◆ **Task to carry out**
On how many lines of the records below does the string "icon" appear? Reply with only the number.

Source data
◇ ◇ ◇ ◇ ◇ ◇ ◇
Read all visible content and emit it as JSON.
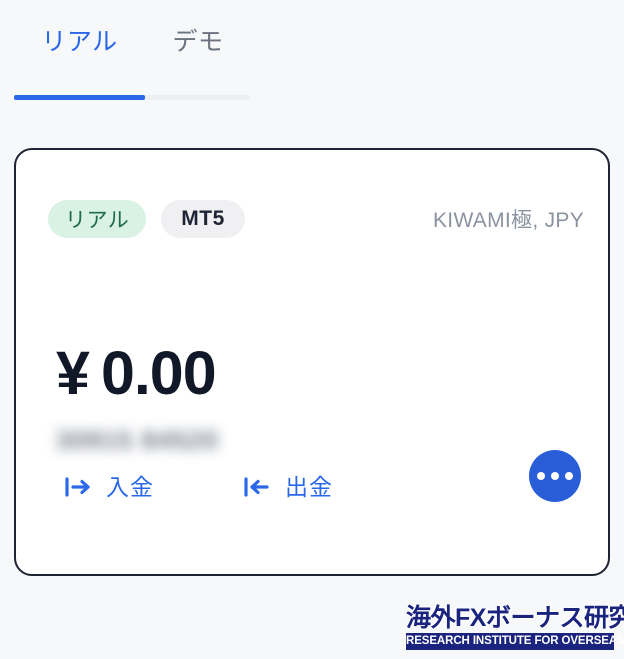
{
  "tabs": [
    {
      "label": "リアル",
      "active": true,
      "name": "tab-real"
    },
    {
      "label": "デモ",
      "active": false,
      "name": "tab-demo"
    }
  ],
  "card": {
    "type_badge": "リアル",
    "platform_badge": "MT5",
    "account_meta": "KIWAMI極, JPY",
    "account_number_masked": "30915 84520",
    "balance": {
      "currency_symbol": "¥",
      "amount": "0.00"
    },
    "actions": [
      {
        "label": "入金",
        "icon": "arrow-right-from-bar-icon",
        "name": "deposit-button"
      },
      {
        "label": "出金",
        "icon": "arrow-left-to-bar-icon",
        "name": "withdraw-button"
      }
    ],
    "more_button": {
      "icon": "more-horizontal-icon",
      "dots": 3
    }
  },
  "watermark": {
    "title": "海外FXボーナス研究所",
    "subtitle": "RESEARCH INSTITUTE FOR OVERSEASFX BONUS"
  },
  "colors": {
    "accent_blue": "#2a68e8",
    "fab_blue": "#2a5ed8",
    "badge_green_bg": "#d9f2e3",
    "badge_green_text": "#1d6b4c",
    "badge_gray_bg": "#f0f0f3",
    "text_dark": "#111827",
    "text_muted": "#8b93a1",
    "page_bg": "#f7f8fa",
    "card_border": "#1e2433",
    "watermark_navy": "#1a237e"
  }
}
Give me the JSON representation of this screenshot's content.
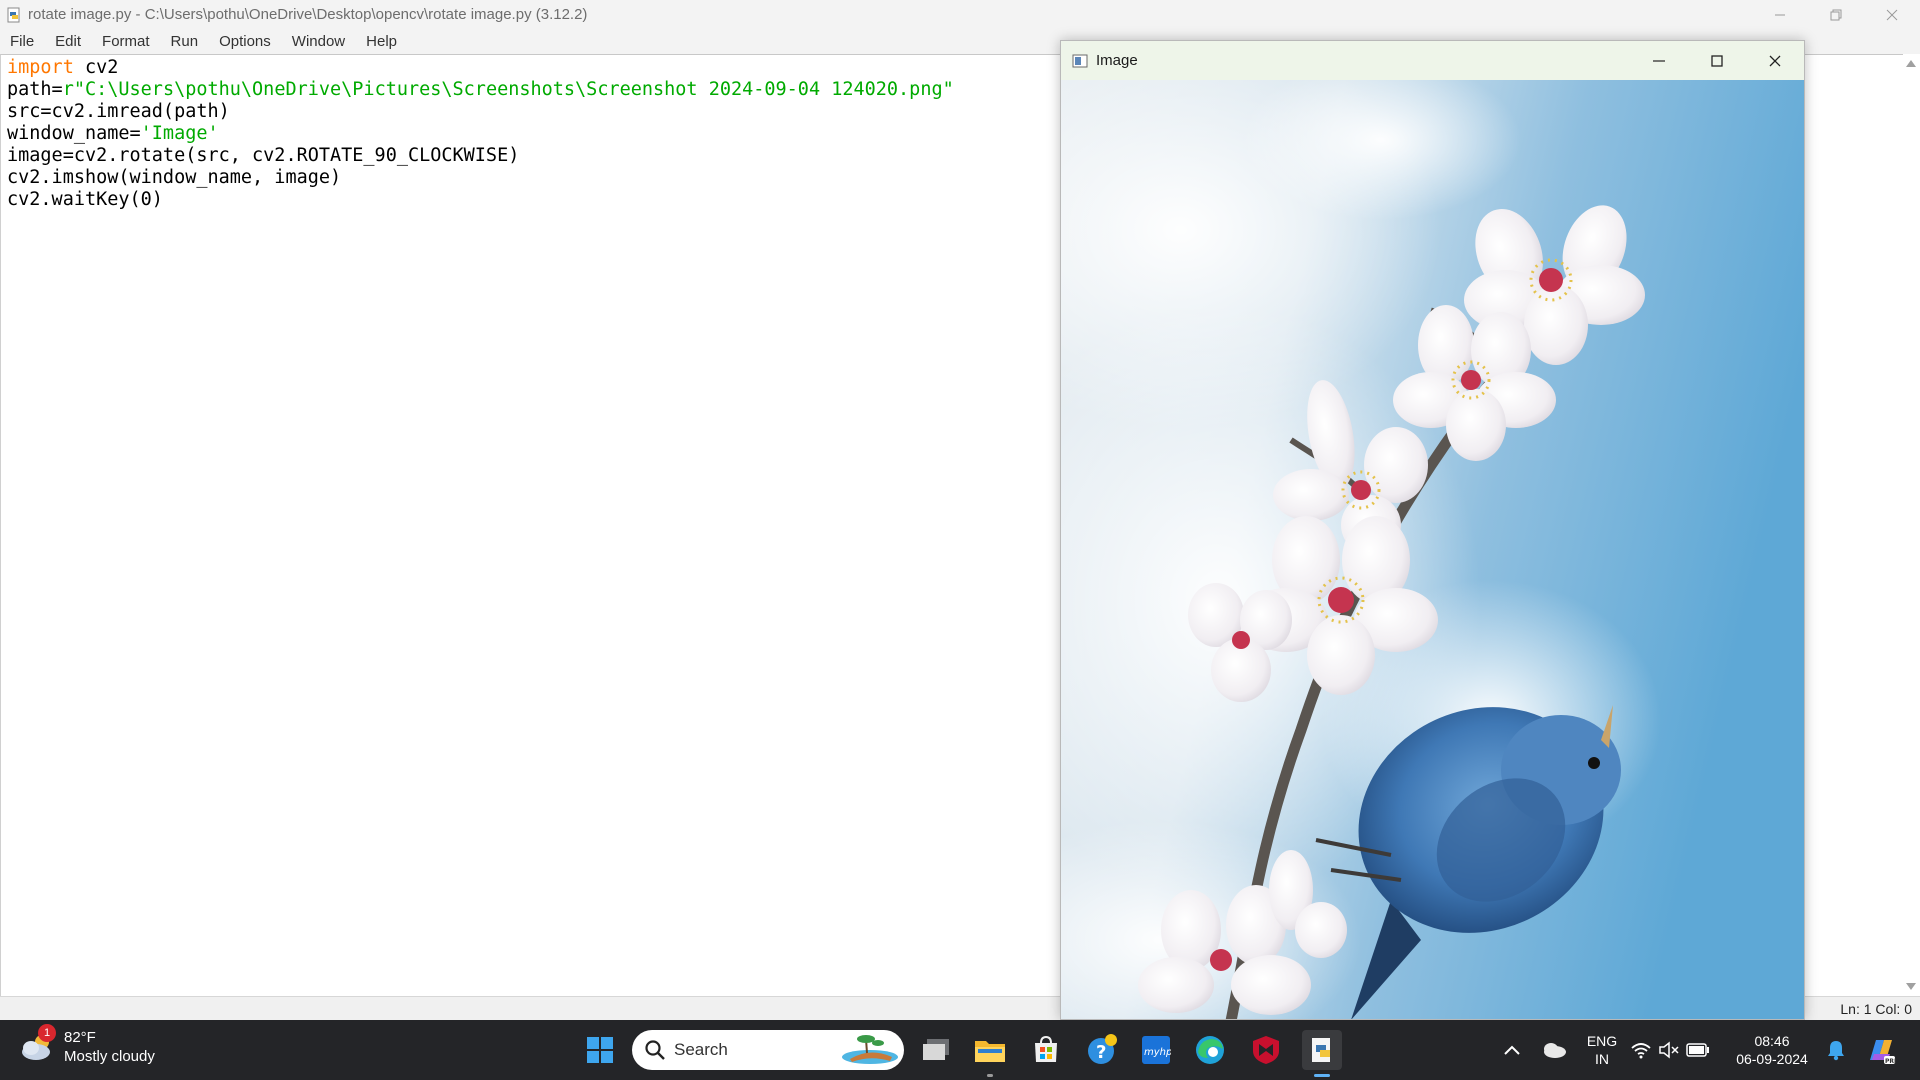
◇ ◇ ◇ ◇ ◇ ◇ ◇
◆ **Answer to this exercise**
3